Earthquake Brace, Hazardous Materials and Military Experience Credits

I should get ‘hazard’ pay for answering this one! With Covid stopping production of many TV shows, it’s time for a contractor ‘soap opera’ like Days of our License. Another ‘automatic’ answer and do not miss the special note for Generals that may be some help in these pandemic days…

Q:  Does a person/Company need a Contractor’s License to dispose of battery waste, or any toxic waste for that matter? 

A:  The only type of hazardous materials which require a Contractor’s license or certification is the Hazardous Substance Removal (HAZ) certification.  The HAZ certification is only issued to a few license classifications that work around Underground Storage Tanks (UST) and handle soils contaminated by gas or oil and other contaminates. California does not have any type of general hazardous material cleanup “stand-alone” license or anything like that.  I would also recommend asking Caltrans and DOSH your question, just in case they regulate it in some way.

Q:  Our previous Qualifying Individual left our company back in May and Disassociated from the license. He held both the “A” (General Engineering) and “B” (General Building) classifications.  One of our employees who has only been with the company for a couple of years, took the exams for the “B” and replaced the former Qualifier for only the “B”.  Now there is a notation on the license stating that the remaining classification will be removed on the 18th of this month if he’s not replaced.  My boss has the experience doing “A” work, but he doesn’t want to take the exams.  He’s been an Officer on the license for over five years and I read that may qualify him for a Waiver.  Can you help with this?

A:  While your boss has been an Officer on the license for over five years, the “A” classification was only added to the license in late 2016.  Therefore, he would not qualify for a Waiver.  The Waiver is only granted when there’s been a total of five years that; a) the classification has been associated with the license, and b) the replacement person has been associated/working for the company for that period of five years.

Q:  I was reading online that an individual can get experience credit for those who have served in the military, as well as credit for education.  I see that for education, the CSLB grants a person up to three years credit.  How much credit do they grant for serving in the military?

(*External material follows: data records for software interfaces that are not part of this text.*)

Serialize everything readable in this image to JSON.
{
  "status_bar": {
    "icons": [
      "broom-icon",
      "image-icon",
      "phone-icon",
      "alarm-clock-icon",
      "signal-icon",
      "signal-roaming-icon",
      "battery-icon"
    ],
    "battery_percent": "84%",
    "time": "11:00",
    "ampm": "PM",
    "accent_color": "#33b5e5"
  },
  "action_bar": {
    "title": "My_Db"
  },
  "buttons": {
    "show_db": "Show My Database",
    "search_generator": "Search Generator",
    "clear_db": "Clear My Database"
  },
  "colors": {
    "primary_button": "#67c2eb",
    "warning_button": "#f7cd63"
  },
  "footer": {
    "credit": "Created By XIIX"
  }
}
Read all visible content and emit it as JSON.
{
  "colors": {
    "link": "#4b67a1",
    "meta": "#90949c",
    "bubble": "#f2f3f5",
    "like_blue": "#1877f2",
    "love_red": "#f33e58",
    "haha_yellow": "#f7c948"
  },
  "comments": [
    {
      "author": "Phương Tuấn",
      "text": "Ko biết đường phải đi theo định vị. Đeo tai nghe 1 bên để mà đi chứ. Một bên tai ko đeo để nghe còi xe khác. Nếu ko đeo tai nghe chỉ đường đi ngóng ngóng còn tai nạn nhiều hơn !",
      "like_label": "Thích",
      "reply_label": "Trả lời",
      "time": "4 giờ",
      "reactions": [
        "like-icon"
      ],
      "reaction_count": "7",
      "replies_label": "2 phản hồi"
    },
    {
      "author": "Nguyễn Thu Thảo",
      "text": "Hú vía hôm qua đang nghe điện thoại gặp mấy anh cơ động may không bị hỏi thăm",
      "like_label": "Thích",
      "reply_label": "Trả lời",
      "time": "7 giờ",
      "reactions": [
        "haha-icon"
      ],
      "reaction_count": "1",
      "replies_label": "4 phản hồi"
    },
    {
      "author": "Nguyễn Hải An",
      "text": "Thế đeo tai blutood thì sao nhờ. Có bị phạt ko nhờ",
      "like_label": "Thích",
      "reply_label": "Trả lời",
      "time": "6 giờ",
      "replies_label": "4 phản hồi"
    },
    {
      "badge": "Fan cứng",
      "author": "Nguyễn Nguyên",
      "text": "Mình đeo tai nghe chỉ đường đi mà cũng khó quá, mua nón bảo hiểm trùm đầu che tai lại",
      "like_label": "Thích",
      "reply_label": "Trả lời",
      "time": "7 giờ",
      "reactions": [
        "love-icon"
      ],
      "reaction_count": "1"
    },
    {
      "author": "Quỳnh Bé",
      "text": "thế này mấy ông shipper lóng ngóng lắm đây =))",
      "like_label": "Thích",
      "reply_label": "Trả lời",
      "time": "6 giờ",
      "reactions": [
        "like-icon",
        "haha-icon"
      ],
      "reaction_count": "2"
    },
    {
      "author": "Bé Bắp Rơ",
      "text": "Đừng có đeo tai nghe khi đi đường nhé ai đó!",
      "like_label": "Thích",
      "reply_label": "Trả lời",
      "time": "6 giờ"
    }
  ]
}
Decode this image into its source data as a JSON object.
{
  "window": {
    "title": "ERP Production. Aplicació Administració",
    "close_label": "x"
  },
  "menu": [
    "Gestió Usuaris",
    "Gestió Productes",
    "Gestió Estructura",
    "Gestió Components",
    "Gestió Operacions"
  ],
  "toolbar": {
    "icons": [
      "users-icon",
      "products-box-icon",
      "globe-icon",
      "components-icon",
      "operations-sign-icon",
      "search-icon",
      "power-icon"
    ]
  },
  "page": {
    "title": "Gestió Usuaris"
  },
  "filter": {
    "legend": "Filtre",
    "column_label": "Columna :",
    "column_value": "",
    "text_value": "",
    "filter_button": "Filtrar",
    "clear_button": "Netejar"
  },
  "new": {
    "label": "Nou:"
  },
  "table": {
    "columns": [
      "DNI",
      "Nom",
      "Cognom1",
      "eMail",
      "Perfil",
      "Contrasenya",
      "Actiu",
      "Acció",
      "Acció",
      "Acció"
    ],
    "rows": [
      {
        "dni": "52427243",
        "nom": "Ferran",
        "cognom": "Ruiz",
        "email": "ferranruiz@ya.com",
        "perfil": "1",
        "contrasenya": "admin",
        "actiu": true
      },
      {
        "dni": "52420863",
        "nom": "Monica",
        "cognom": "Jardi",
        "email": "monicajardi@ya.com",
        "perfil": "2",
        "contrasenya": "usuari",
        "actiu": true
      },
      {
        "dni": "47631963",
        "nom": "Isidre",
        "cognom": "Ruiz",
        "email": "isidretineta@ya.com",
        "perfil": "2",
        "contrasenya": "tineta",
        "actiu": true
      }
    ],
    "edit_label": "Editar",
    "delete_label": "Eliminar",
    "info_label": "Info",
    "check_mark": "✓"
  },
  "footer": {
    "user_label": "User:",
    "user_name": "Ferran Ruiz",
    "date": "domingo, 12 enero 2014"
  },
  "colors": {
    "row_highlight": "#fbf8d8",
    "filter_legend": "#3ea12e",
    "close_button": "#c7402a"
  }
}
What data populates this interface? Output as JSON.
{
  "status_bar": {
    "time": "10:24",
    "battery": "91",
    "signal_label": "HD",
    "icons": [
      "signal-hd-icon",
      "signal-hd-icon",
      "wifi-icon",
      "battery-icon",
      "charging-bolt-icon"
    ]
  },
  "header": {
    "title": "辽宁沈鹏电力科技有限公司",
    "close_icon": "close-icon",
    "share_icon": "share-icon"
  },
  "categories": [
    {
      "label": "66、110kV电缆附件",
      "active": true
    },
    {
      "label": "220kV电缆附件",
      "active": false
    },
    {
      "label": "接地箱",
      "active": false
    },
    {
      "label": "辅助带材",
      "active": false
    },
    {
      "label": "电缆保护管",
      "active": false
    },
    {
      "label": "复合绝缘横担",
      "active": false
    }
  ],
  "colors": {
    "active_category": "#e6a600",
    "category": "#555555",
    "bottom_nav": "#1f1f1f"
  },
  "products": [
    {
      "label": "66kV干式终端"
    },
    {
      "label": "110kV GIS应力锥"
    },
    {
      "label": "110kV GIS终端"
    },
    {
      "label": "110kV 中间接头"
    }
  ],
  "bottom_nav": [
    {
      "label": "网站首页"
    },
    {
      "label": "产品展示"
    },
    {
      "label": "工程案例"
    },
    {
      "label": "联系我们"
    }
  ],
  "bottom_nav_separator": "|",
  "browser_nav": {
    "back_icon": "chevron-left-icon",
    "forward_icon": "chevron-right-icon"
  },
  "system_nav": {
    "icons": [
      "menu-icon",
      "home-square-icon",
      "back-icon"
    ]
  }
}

A:  The CSLB doesn’t automatically grant all veteran’s experience credit to qualify for a Contractor’s License.  Your military experience would have had to have been Contractor/Construction related.  I can’t give you an exact amount of time which would be granted, the CSLB reviews each application on a case by case basis and would determine whether your military experience is transferrable.  You can call me to further discuss your particular background and education.

Attention “A” and “B” Contractor’s:

During the pandemic, you can boost your business by taking part in the Earthquake Brace & Bolt program.  The EBB program helps qualified licensed “A” General Engineering and “B” General Building contractors become eligible for residential seismic retrofitting projects through a free online FEMA training. Recently, the program received $23 million in FEMA grants for homeowners to complete seismic retrofits, creating more than 7,600 jobs for licensed contractors. Learn more at or on the CSLB website